■ BRIEF ■
Determine the number of lines in the listing below in which the word "Total" is present, and state it without comment.
== RECORDS FOR PROCESSING ==
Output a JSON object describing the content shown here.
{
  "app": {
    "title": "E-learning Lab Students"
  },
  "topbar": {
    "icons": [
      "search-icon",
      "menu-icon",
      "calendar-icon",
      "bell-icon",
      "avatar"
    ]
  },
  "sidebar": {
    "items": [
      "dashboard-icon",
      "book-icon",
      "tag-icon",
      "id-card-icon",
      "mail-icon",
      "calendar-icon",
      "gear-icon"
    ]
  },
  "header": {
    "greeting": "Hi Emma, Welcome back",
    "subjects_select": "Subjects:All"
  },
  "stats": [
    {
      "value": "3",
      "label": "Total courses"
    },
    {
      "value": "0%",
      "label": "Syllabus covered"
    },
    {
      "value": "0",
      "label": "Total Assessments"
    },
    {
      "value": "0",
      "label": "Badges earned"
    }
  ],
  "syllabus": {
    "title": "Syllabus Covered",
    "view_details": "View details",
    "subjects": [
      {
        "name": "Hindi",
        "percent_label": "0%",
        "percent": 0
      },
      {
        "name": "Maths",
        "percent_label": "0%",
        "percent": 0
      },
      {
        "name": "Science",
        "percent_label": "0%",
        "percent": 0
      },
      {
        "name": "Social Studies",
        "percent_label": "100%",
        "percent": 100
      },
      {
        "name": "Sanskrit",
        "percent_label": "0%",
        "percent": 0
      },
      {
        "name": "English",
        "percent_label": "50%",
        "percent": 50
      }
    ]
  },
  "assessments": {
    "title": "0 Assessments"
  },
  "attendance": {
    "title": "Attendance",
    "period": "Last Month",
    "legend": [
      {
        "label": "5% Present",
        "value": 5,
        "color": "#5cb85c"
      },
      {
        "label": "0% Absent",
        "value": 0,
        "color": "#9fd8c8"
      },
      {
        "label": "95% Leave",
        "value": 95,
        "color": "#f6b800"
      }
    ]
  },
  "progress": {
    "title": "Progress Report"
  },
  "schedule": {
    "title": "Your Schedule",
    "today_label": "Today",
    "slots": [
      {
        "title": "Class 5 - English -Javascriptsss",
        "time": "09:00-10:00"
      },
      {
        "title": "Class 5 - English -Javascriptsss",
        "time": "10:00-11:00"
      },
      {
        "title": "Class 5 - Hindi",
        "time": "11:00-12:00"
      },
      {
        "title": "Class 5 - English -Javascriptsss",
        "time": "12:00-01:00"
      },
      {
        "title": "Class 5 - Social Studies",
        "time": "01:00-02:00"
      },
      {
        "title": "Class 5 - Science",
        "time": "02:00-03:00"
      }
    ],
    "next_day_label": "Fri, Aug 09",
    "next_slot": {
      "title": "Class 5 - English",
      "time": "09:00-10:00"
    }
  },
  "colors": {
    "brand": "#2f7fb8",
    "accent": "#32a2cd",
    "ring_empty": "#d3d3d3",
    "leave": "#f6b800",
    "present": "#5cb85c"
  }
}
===
■ EXERCISE OUTPUT ■
2